EINKORN SOURDOUGH BAGELS
REUSABLE FREEZER BAGS
We’ve been using these reusable freezer bags for a couple of months now and can say we’re pretty satisfied with them. When we want to thaw meals fast, we don’t like the idea of submerging regular plastic food bags in hot water, as chemicals could leach into the food. According to the manufacturer, these food grade silicone bags can withstand temps of 480 degrees (F) and are free of BPA, BPS, BPF, PVC, phthalates, coatings & fillers. Plus, the bags in this four-pack can really fit a lot. If you’re in the market for an alternative to disposable bags, these are a great option.
The Misses is all about the Einkorn flour right now, and here is another creation: easy homemade crackers made with einkorn flour, olive oil, water, and sea salt. Tasty and so much better for you than store-bought. Get the recipe here.
This is an update on the dandelion “jelly” (see below). Based on the amount of pectin we used (1 tbspn per cup of dandelion tea), the consistency was more like honey or a thick syrup, which we actually like. It can be drizzled over biscuits or even pancakes. The flavor is quite good, a little bit like honey. It was a fun experiment for the Misses.

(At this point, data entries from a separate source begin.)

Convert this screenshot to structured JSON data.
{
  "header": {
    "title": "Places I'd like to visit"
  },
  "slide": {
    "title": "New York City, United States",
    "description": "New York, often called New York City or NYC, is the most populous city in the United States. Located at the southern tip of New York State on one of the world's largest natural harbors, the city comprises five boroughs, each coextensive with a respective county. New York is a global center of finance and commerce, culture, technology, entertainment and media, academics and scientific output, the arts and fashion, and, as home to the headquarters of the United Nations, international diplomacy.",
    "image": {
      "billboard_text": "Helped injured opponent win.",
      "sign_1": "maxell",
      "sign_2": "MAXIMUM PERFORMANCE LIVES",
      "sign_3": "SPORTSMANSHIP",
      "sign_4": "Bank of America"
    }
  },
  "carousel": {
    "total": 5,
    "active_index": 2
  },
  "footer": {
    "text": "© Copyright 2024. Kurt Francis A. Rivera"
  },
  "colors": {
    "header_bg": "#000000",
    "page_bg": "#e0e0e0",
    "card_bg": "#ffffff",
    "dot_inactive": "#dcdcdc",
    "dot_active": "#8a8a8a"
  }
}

The month of May means dandelions, and since we don’t spray our lawn, we’re trying to harvest them for use. There is a lot of info out there about eating and using dandelions so we’ve been adding some greens to salads, making salve, and this year, trying dandelion jelly. First step is harvesting the petals and making them into a tea that seeps overnight. After straining, we will add fruit pectin, lemon juice, and sugar to the heated tea and use our pressure canner as a water bath canner to process in pint jars (read your manual to make sure yours doubles as water bath canner). Supposedly, the dandelion jelly will taste like honey…we’ll see.
I (Mother of the Homestead) received this great cookbook from my friend at Point Drive Music. This book contains recipes and tips for using Einkorn Wheat; the only ancient and nutritious grain that has not been hybridized. Many people with gluten sensitivities can eat Einkorn wheat with no ill effects. (You can read more about it here). So far, I’ve made a couple of dishes and they turned out great. I highly recommend it.
DIY GLASS CLEANER RECIPE
We shared this glass cleaner recipe on Instagram a while back and it’s still what we use. We don’t buy cornstarch anymore so we substituted arrowroot powder, and couldn’t tell the difference. The starch is supposed to reduce streaks. We use these microfiber cleaning cloths from Amazon that we bought 2 years ago. They’ve held up well and the assorted colors help us keep our cloths separate for different jobs. Hey, cleaning is not fun but it helps to have the right tools.
DIY GLASS CLEANER:
-1/4 Cup White Vinegar
-1/4 Cup Rubbing Alchohol
-1 Tbsp Cornstarch
-2 Cups Water
*Shake Before Using